The main sponsor for the tournament is Galaxy Custom Printing, and Donald Williams, CEO of Galaxy Custom Printing and chairman of the tournament, said he is thrilled to help facilitate bringing the IRT back to Atlanta. “For the last five years we have had an amateur tournament that started somewhat small, but has grown each year. I am extremely excited to be able to add Atlanta as a site for a Tier 1 tournament. I cannot tell you how super excited I am to bring the pros here.”
Williams said the goal is to make the tournament an annual event on the IRT tour. The top touring pros are expected to make it to the Atlanta stop, which is sandwiched between the Krowning Moment & Bobcat Open in San Marcos, Texas (Oct. 22-25) and the Red Swain Shootout in Davison, MI (Nov. 5-8). “Atlanta is a major transportation hub with the largest airport in the world, so the players will be able to get there easily,” Mannino said.
The tournament also will bring out a handful of the region’s top amateur players who on Thursday will try and qualify for the round of 16s in qualifying matches, according to Tournament Director, Chad Bailey. “We expect a number of the area’s top amateurs to register for the pro qualifying,” Bailey said. “The round of 16 is scheduled to go off on Friday.”
Among those intending to enter the play-ins is Georgia’s number one-ranked Matt Fontana, who is the state’s reigning Open Division singles champion as well as the 2015 Regional Singles Men’s Open champion.
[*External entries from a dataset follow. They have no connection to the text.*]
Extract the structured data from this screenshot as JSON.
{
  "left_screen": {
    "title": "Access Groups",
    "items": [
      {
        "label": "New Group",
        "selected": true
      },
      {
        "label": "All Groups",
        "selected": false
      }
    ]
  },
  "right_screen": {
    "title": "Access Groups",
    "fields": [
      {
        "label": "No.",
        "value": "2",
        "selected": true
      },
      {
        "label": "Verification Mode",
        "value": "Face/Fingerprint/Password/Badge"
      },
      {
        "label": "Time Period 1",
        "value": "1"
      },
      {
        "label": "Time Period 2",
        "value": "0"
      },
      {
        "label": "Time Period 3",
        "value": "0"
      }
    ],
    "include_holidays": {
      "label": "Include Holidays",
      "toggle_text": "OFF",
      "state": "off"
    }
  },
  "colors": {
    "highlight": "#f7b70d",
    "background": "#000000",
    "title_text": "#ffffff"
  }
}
The regionals were played at Rec Atlanta. “I’ve played top competition in tournaments for more than 25 years, so I don’t expect to get butterflies or the jitters when I play a tour professional,” said Fontana, 44, who has won several Florida singles titles while living there.
Fontana is optimistic, yet realistic, when evaluating his chances of making it deep into the professional tournament bracket. “I know I can handle the top amateurs in Georgia, but the pros are at a different level,” Fontana said. He’s been training hard, and plays against other top Georgia amateurs like Jeremy Best (ranked second in the state) and Jim Minkel (ranked third).
“I am in good condition, but what I need to work on specifically is my drive serve. People say I have every shot in the book, but the drive serve is so important at that level. I have a good drive serve at this level, but the pros hit their serves harder consistently, so I need to learn to get a better, more powerful serve,” Fontana said.
A special Party With the Pros will take place Saturday night, including a Halloween Costume Contest. Prizes will be awarded for best costumes. “It should be a great party, a unique opportunity for fans to meet and mingle with the world’s best racquetball players,” Bailey said.
- Tournament runs from Thursday, Oct. 29 through Sunday, Nov. 1
- Tournament ball is the ProPenn HD (Purple)
- Pro matches televised on IRTNetwork.com
- Qualifying and Pro-Am scheduled for Thursday, Oct.29 begins on Thursday, Oct. 29
- Saturday festivities include a party and Halloween costume contest open to all
- Pro finals set for Sunday, Nov. 1
- Recreation ATL sports seven cement courts, with exceptional spectator viewing – including two glass walled courts
By Don Grigas
Don Grigas is an award-winning journalist who grew up on the south side of Chicago and is now living in Bolingbrook, IL, where he first developed a passion for racquetball. In 1979 Don played his first game of racquetball at the Bolingbrook Park District Racquet and Health Club. Within two years Don rose from a Novice to an Open player, and shortly thereafter became the club professional at the Naper Olympic Fitness Center for more than 20 years until that facility closed in 2007. After winning three state championships in doubles, Don retired from active playing and now writes for the IRT as well as working on other freelance projects.